According to the Church records in the Lincoln City Archives, there has been a house here since at least 1634, serving as the Rectory for the Parish of Doddington.
The oldest part of the house dates from about 1680, with the "new" large front being added in 1780, on top of foundations of an earlier building. The bay windows and extension to the drawing room were added in 1840. The Stables were built at the same time, on the site of a much older barn, the only remaining part of which is the wall behind the cooker. The Coach House, now the kitchen, was added later.
When Lord Delaval owned Doddington, he rented the Rectory from the Rector from 1787 to 1804 so that he could conveniently house his mistress close by. There was always supposed to be a secret passage running between the cellar in the Hall to the cellar in the Rectory, but when the mains sewage pipe was buried between the two houses in 1970, nothing was found.
In 1952, the Rectory was bought from the Diocese of Lincoln for £3,000, and has been the home of the Macalpine-Leny family ever since. "Nouveaux Riches to Nouveaux Pauvres" - the story of the Macalpine-Lenys, which gives the history of this interesting family, was published by Haggerston Press on 15 March 2012. See www.macalpine-leny.co.uk for details.
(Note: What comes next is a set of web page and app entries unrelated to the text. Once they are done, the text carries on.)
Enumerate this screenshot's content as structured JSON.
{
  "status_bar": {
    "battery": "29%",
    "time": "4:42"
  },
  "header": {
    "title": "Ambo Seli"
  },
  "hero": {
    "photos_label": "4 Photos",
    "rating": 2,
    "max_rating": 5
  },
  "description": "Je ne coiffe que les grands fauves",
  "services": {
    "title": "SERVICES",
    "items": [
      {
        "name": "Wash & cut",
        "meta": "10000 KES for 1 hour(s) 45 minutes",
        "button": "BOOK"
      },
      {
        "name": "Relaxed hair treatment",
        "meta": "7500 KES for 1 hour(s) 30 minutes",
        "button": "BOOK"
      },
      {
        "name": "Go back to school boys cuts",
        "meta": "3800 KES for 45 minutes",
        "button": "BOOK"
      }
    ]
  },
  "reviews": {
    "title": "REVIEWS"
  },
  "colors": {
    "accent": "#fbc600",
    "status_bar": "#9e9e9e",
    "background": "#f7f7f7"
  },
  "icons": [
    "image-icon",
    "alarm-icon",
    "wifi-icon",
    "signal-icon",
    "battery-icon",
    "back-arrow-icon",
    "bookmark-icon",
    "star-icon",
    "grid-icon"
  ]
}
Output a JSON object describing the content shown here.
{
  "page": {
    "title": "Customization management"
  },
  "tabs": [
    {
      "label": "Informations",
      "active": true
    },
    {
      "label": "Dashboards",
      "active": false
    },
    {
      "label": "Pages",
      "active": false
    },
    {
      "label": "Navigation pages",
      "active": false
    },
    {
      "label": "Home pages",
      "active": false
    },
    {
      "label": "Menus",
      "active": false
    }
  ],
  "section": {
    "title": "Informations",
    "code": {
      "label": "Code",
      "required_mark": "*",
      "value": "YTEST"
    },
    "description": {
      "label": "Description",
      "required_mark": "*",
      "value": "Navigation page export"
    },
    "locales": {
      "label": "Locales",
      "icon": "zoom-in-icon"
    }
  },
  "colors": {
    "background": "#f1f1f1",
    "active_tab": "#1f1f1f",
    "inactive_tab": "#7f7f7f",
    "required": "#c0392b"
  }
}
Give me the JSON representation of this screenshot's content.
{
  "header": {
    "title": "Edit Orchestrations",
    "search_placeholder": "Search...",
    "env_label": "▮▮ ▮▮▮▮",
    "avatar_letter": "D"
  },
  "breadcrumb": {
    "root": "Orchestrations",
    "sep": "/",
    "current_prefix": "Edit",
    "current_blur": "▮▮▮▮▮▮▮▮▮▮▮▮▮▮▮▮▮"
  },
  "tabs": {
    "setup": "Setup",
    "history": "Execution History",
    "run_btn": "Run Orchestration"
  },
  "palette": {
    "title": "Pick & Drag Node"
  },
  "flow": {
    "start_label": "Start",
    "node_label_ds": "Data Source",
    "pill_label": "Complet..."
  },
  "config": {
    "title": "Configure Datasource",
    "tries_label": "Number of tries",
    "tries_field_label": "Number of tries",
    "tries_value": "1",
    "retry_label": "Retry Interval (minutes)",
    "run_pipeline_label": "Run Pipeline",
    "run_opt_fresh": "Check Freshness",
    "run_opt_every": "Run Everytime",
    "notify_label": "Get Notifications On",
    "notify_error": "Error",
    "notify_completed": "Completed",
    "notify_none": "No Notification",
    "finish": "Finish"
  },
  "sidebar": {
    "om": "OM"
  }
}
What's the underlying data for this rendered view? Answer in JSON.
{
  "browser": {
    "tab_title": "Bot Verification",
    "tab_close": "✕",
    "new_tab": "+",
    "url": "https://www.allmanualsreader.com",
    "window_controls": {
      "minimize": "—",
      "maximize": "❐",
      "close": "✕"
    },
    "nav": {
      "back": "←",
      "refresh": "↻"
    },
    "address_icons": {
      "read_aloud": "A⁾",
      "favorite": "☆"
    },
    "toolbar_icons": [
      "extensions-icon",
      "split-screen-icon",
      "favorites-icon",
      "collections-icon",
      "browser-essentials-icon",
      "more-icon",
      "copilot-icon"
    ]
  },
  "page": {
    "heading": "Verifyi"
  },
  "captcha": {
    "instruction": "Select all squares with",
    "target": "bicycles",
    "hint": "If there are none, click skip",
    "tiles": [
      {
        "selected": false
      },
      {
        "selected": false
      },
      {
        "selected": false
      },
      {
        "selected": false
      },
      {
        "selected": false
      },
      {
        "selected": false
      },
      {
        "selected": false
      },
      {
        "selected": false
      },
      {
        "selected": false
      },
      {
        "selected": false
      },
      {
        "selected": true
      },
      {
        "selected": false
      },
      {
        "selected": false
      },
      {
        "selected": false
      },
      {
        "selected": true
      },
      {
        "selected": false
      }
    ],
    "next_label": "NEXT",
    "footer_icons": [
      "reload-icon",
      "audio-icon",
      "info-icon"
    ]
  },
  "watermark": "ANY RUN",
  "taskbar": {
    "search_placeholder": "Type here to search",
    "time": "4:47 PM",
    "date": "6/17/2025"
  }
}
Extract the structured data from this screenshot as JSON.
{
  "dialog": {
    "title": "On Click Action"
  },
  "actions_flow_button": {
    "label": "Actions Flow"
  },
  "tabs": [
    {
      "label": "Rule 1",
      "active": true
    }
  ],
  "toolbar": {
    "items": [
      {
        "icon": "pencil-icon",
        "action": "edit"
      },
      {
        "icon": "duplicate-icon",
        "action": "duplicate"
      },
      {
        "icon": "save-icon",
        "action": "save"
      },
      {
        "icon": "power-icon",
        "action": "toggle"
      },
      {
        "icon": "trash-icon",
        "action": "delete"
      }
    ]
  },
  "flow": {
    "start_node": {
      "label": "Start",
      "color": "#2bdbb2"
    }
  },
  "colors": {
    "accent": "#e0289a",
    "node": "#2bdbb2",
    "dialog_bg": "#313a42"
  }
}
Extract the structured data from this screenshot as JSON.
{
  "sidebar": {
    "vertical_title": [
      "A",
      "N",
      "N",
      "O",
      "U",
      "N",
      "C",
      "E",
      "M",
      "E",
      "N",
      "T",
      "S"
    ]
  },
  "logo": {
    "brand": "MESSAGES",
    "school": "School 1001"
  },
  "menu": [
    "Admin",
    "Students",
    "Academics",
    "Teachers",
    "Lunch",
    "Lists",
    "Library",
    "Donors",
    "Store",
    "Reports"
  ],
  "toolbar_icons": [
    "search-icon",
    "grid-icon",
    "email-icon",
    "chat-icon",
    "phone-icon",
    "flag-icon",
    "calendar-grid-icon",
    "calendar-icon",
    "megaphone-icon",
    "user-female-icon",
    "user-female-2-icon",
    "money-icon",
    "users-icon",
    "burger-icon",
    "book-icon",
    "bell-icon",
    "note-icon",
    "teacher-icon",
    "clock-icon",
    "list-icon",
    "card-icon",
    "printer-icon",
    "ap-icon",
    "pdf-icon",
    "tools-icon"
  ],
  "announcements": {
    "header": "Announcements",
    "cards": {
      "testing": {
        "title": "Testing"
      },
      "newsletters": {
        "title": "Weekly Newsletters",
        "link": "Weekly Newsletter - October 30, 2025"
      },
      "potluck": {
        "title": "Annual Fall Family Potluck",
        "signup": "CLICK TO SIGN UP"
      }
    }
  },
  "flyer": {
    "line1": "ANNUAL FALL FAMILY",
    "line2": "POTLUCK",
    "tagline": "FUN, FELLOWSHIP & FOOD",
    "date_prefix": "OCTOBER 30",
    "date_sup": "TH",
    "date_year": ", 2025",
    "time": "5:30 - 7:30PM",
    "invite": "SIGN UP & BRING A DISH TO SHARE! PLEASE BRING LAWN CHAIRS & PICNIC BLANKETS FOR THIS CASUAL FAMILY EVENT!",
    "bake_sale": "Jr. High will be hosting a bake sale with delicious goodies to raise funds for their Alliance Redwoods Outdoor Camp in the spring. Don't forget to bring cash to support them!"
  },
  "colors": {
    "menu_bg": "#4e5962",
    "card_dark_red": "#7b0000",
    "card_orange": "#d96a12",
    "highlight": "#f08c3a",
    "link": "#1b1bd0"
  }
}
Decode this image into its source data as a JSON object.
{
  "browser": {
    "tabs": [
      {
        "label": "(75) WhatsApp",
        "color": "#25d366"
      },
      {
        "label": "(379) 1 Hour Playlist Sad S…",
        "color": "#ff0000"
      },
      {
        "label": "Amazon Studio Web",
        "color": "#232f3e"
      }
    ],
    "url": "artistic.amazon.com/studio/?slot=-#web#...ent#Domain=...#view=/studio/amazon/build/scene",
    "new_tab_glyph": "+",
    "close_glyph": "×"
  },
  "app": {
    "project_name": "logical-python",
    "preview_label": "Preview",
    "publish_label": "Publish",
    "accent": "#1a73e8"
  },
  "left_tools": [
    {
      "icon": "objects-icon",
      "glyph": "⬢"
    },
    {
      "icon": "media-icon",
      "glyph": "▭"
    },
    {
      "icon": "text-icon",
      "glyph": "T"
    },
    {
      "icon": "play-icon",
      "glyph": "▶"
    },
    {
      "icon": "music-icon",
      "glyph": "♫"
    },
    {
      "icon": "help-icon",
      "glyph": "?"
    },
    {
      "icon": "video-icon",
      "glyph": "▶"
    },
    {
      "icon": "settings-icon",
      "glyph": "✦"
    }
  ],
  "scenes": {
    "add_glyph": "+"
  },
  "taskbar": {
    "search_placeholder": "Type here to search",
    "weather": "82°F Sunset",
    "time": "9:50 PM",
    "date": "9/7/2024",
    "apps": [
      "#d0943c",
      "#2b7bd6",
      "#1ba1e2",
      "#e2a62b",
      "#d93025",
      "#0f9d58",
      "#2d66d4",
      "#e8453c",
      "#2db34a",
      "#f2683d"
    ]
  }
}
The Stables and Coach House were converted for family use in 1996, and have been adapted for weekly holiday lets since 2005.